In several cases dealing with the enforcement of post contractual non-compete agreements in Germany which were not governed by German law, the German courts have clearly stated that if such restrictive covenants do not provide for a compensation payment during the term at all, they will not be enforceable in Germany. The reason for such ruling is that German courts have examined the conformability of the restrictive covenant with the fundamental principles of German law (ordre public) and in case a restrictive covenant does not comply with the ordre public it will not be enforceable in Germany.  

The Practical Impact:

Even if a post contractual non-compete agreement governed by a foreign legal system is definitely legally effective under this legal system it might end up having no bite in Germany.

  1. Possible Solutions  

There is a growing legitimate interest of employers in preventing former employees from competing with them after the employee leaves the business not only in one country but in several countries.
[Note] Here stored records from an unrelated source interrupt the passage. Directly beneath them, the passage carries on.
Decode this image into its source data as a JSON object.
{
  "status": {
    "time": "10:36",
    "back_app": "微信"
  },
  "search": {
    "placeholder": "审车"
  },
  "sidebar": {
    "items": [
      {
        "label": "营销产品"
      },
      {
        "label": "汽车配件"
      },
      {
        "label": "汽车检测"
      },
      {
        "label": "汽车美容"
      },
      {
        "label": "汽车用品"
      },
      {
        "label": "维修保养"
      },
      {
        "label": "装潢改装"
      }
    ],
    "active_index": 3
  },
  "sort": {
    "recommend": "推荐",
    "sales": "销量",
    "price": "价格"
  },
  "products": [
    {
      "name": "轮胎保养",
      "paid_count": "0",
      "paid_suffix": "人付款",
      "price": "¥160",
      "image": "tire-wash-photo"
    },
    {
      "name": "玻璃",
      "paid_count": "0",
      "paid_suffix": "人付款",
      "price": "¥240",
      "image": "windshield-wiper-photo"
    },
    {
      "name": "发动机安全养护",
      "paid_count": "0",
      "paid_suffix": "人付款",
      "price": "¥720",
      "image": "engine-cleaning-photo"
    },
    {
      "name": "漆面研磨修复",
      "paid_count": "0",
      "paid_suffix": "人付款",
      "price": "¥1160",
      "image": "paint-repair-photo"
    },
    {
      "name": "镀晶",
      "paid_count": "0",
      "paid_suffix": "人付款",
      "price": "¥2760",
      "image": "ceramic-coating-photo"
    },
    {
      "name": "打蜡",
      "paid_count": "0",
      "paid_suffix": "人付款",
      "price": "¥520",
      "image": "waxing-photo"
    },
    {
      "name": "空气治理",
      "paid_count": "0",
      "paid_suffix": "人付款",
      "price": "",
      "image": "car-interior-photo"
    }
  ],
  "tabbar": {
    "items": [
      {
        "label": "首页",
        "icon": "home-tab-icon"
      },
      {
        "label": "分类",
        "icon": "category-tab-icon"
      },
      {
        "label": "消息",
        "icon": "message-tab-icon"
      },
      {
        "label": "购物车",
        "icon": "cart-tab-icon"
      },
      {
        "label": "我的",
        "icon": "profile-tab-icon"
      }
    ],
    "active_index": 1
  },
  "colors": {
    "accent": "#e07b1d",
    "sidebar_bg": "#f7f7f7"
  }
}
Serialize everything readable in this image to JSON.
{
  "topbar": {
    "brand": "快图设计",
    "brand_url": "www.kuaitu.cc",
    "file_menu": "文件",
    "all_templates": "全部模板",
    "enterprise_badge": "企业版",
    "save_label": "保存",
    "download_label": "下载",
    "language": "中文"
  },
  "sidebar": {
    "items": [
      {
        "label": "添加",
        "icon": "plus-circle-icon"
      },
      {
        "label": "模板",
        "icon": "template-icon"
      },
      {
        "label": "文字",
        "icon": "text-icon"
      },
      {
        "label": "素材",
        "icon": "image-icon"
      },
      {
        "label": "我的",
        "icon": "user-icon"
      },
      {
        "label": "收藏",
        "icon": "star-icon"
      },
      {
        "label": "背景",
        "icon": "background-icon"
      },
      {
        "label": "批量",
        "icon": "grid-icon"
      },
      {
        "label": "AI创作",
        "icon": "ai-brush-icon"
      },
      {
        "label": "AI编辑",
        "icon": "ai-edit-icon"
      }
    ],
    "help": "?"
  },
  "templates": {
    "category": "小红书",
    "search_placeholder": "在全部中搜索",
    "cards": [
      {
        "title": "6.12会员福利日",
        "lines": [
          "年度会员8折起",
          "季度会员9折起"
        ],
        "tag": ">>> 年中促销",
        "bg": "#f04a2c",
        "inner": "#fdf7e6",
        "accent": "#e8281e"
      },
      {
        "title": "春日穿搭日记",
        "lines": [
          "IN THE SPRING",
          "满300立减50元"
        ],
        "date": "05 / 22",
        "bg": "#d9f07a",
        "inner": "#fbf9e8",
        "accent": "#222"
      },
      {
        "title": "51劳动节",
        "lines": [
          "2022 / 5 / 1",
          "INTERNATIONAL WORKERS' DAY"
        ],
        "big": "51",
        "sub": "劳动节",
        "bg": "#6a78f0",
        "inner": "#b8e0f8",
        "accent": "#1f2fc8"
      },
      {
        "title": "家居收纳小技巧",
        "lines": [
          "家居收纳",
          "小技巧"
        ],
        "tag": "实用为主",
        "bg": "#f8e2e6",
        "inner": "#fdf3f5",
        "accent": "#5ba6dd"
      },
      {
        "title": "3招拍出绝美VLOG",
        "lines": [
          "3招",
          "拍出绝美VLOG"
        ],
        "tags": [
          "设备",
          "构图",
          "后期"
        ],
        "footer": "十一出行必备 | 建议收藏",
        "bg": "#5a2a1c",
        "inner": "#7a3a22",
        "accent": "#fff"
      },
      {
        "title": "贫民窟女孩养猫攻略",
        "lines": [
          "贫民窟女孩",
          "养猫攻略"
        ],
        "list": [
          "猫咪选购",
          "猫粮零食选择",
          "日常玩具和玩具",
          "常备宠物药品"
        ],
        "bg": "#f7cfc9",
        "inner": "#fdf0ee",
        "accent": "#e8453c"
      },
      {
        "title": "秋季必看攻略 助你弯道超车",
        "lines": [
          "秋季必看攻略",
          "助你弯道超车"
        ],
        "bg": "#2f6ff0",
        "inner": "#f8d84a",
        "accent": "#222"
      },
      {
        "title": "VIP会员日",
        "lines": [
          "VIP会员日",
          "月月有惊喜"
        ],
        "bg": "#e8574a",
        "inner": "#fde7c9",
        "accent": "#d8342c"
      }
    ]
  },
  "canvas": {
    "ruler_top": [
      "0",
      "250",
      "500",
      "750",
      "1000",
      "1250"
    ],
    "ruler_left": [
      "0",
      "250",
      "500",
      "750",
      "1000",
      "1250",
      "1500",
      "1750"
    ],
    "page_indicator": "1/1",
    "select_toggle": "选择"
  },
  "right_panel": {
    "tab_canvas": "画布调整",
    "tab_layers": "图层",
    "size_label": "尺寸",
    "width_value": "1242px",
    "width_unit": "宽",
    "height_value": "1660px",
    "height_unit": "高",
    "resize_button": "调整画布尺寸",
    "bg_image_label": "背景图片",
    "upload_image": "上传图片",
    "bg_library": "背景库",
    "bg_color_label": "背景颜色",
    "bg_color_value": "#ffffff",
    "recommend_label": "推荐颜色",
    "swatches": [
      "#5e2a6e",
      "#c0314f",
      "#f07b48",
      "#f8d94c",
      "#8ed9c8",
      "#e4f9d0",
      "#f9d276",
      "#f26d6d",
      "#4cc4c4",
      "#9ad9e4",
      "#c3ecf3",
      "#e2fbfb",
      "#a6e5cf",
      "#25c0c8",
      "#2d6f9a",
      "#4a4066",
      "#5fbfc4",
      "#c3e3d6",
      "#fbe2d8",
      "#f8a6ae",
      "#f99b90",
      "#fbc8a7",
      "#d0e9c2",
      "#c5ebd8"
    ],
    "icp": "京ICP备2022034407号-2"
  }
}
However, the current legal situation in Germany with regard to restrictive covenants raises the question of how to approach this matter effectively.  

  • Whether a post contractual non-compete clause is valid has to be determined in view of the national legal system applying to the individual employment relationship. However, in order to find out whether a post contractual non-compete agreement is also enforceable in other countries this is not sufficient.  
  • A possible approach might be to enter into a separate restrictive covenant agreement for each country – each based on the local legal system. This, however, would constitute an administrative headache and extraordinary expenditure.  
  • Another approach might be to examine, as a first step, which countries are the most relevant countries where the employer has a legitimate interest to be protected by a restrictive covenant. As a next step a post contractual non-compete clause covering the most relevant countries can be drafted that complies with all the laws coming into play. This approach, however, would lead to a clause that will be very employee-friendly, because it would contain a combination of the most employee-friendly elements from all relevant legal systems. In the end, this might be the prize employers would have to pay in such cases.  
  • With regard to German law, yet another approach might make sense. As an alternative to a post contractual non-compete agreement employers might consider to agree upon longer notice periods with key employees. Though the employer would have to pay the full salary during the whole notice period this might be an interesting approach, because under German law during the notice period the employee must not compete with his employer. Unlike post contractual non-compete agreements the covenant not to compete during the notice period does not require an explicit agreement, because it is regarded as an implied secondary obligation under the existing employment contract. An explicit definition of the temporal, geographical and factual scope is therefore not required. In case the employee is be sent on garden leave at least during a part of the notice period, the employer would be able to remove the employee from the operational business. During the notice period and the garden leave time it would be the employer’s task to approach clients of the employee in order to build up new, and to strengthen existing personal relationships with these clients before the employee is able to contact such clients as a new employee of a competitor.  

The Practical Impact:

Employers doing business internationally should be aware that post contractual non-compete clauses with multi-national geographical scope often turn out not to have the penetrating power their wording within the respective employment contract seems to suggest, in case a dispute with an employee not adhering to the non-compete clause arises. For the drafting of post contractual non-compete agreements with multi-national geographical scope it is important not only to keep in mind the legal system applying to the specific employment relationship but also the legal systems of all countries the non-compete agreement shall apply to.